Top of Available data
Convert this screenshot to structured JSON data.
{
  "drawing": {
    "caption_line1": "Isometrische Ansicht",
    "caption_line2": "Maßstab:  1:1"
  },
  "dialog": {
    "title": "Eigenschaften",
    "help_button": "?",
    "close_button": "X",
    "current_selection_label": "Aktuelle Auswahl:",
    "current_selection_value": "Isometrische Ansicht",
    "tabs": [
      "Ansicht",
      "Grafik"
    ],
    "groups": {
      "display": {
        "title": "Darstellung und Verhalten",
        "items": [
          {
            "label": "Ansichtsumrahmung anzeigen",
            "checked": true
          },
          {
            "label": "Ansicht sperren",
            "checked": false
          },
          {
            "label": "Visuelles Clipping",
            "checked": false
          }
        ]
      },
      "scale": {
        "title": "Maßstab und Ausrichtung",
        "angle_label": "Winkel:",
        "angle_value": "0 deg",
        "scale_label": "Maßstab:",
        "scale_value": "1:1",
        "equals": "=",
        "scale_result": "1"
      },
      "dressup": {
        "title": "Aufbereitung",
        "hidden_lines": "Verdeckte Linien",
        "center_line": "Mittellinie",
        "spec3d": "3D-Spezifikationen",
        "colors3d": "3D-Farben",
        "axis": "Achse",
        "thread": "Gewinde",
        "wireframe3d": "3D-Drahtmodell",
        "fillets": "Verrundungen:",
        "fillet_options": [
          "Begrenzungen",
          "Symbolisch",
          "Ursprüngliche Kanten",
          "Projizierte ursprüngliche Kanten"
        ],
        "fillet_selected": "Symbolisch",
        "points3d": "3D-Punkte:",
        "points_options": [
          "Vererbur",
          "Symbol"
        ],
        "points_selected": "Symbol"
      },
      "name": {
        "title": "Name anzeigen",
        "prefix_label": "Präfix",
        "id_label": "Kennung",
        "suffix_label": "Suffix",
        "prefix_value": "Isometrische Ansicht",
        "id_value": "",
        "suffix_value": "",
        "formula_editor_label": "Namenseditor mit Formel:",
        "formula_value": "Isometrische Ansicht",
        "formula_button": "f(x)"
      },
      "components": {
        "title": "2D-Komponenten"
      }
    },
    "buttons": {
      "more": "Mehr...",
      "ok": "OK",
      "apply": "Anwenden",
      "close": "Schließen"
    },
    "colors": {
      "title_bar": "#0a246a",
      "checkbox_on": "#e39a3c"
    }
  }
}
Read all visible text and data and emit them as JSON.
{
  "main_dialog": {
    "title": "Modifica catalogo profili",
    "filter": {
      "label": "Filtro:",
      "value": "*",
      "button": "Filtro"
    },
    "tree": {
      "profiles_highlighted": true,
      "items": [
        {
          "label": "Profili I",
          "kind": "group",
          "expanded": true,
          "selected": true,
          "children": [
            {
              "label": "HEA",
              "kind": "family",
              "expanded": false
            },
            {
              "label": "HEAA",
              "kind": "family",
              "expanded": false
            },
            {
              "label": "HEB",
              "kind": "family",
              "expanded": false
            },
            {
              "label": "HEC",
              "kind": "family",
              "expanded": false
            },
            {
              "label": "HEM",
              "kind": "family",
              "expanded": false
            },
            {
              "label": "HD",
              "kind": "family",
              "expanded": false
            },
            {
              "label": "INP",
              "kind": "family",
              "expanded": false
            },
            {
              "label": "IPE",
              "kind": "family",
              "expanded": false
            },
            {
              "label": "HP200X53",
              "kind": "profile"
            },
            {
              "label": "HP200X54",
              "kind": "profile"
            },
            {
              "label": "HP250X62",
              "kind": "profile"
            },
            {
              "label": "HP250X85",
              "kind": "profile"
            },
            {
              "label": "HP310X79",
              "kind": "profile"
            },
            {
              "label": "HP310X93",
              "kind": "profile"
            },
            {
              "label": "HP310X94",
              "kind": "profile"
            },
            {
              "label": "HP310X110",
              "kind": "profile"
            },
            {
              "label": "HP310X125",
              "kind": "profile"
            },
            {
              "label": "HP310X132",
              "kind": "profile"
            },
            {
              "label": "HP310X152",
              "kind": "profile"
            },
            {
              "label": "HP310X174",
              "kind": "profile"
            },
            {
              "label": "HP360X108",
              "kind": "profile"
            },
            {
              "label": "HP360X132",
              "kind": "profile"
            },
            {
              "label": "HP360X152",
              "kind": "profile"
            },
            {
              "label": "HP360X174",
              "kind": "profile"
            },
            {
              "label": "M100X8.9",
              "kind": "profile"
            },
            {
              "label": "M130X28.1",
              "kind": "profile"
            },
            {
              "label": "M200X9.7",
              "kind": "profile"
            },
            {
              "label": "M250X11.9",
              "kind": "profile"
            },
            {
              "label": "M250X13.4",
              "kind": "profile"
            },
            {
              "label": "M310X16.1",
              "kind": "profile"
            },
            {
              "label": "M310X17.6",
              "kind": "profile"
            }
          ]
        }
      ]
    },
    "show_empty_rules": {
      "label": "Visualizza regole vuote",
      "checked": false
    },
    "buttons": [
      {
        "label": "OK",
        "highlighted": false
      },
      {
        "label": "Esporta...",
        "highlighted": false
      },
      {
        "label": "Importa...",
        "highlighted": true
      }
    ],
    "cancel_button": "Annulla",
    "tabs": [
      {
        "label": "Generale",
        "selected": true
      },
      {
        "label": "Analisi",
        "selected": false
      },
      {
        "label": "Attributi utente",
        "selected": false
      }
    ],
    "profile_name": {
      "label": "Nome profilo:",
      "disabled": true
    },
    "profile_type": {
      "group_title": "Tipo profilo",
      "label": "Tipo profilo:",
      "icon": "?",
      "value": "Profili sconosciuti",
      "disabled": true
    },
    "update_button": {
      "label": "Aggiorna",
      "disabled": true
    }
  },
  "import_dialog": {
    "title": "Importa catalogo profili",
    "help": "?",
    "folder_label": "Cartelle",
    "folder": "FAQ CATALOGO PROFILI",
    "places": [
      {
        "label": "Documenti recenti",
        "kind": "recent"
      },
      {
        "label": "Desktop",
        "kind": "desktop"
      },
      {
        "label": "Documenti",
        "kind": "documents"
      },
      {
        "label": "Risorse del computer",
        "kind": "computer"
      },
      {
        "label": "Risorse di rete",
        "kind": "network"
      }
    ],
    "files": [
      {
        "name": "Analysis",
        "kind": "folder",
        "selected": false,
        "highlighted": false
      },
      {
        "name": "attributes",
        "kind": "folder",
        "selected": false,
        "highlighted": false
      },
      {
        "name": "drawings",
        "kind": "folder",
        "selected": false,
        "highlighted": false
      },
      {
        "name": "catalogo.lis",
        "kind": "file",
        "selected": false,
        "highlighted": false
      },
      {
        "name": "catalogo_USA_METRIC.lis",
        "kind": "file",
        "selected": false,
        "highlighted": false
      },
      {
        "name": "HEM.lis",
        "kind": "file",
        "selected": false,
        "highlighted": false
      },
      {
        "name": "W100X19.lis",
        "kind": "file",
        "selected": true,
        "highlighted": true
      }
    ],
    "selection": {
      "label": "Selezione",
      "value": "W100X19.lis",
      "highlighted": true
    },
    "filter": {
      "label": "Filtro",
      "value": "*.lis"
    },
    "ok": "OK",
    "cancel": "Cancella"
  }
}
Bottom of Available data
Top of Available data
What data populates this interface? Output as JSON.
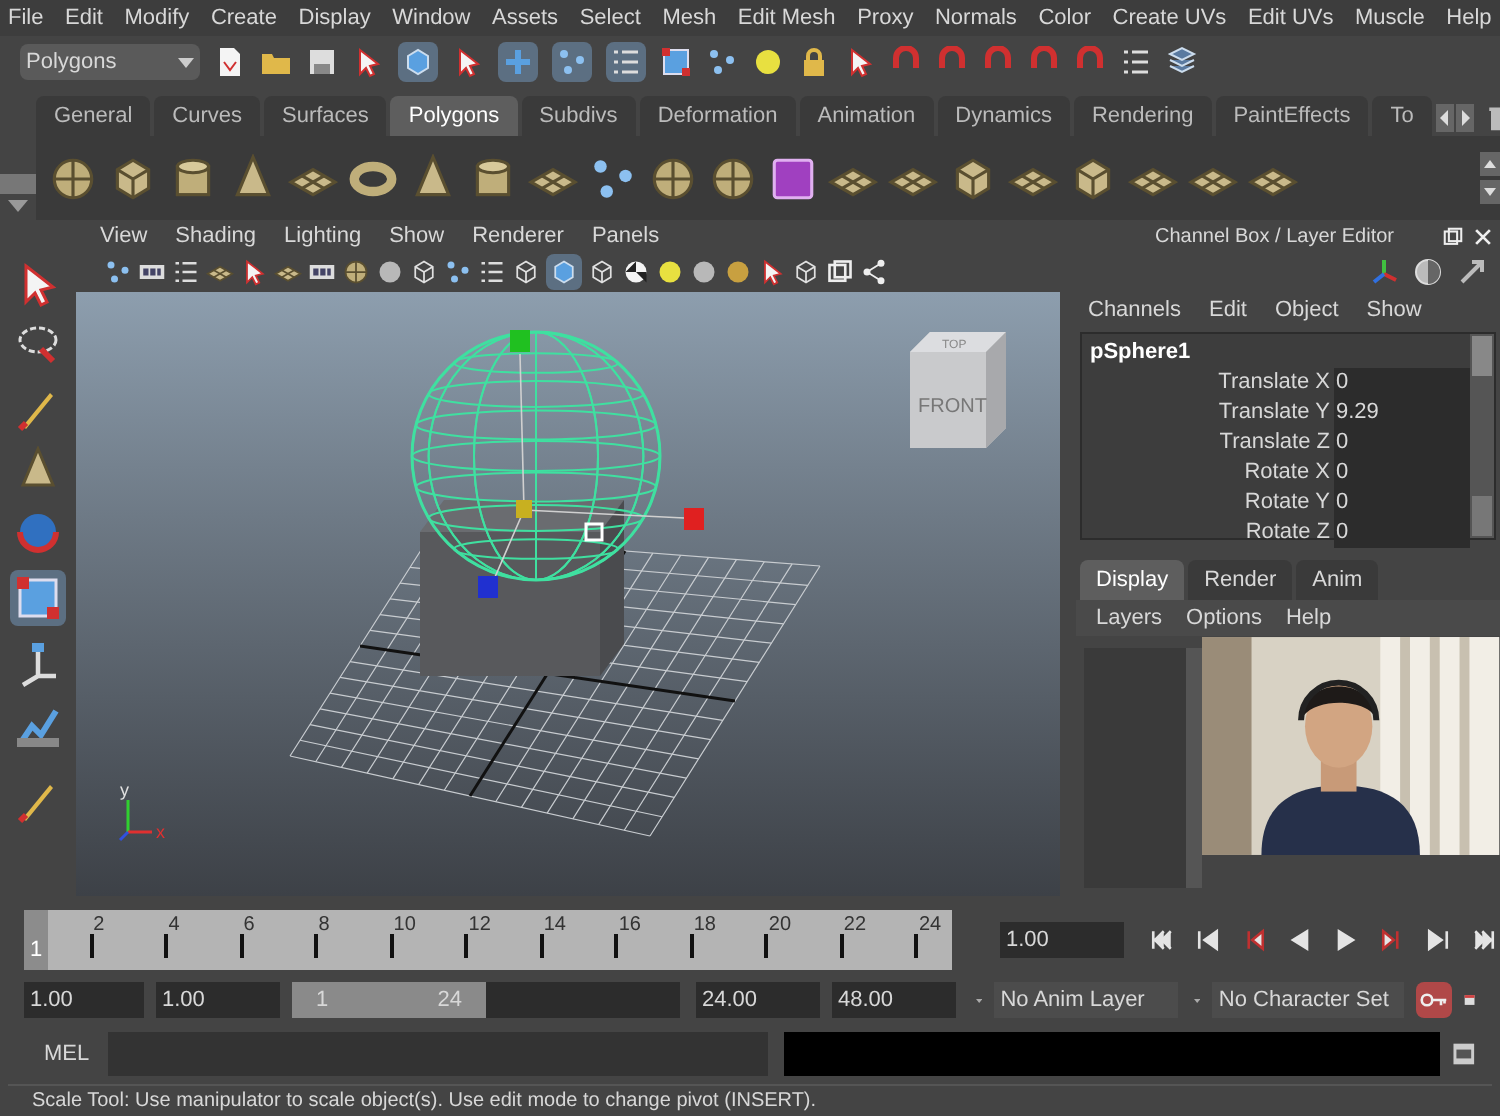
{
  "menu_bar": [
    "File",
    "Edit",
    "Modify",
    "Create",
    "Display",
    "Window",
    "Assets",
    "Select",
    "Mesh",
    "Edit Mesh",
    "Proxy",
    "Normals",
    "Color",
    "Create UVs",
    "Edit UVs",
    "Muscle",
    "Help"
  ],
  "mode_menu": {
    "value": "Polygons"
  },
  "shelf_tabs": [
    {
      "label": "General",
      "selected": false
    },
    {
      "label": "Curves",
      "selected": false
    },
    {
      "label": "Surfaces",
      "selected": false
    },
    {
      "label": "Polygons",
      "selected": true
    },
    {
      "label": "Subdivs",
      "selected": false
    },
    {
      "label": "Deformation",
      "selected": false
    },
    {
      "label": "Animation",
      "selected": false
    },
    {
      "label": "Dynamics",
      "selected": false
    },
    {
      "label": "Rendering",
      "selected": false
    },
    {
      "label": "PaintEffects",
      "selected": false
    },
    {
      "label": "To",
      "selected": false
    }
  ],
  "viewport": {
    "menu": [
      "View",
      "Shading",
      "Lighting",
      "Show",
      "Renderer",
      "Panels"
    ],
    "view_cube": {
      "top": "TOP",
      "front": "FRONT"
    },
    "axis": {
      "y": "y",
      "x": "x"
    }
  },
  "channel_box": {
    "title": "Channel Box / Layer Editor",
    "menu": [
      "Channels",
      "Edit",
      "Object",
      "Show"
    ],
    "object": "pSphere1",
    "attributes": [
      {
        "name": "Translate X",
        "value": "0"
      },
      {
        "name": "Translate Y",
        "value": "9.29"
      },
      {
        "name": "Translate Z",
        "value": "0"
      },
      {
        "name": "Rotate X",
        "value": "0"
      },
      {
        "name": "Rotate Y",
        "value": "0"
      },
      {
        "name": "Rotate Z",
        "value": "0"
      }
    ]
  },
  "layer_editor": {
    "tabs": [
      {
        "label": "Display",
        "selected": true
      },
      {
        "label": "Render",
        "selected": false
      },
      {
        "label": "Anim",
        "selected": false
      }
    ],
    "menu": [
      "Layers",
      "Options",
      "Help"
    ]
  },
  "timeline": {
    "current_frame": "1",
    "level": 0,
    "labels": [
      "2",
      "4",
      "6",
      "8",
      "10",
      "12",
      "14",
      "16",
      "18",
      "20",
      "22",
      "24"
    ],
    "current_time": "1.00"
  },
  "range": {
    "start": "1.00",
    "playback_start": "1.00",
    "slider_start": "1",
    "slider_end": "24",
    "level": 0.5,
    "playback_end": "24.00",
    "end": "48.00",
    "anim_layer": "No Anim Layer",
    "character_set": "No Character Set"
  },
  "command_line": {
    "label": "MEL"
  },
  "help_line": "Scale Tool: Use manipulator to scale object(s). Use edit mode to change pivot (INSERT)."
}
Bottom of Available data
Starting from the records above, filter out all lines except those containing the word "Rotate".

> **Completed task**
        "name": "Rotate X",
        "name": "Rotate Y",
        "name": "Rotate Z",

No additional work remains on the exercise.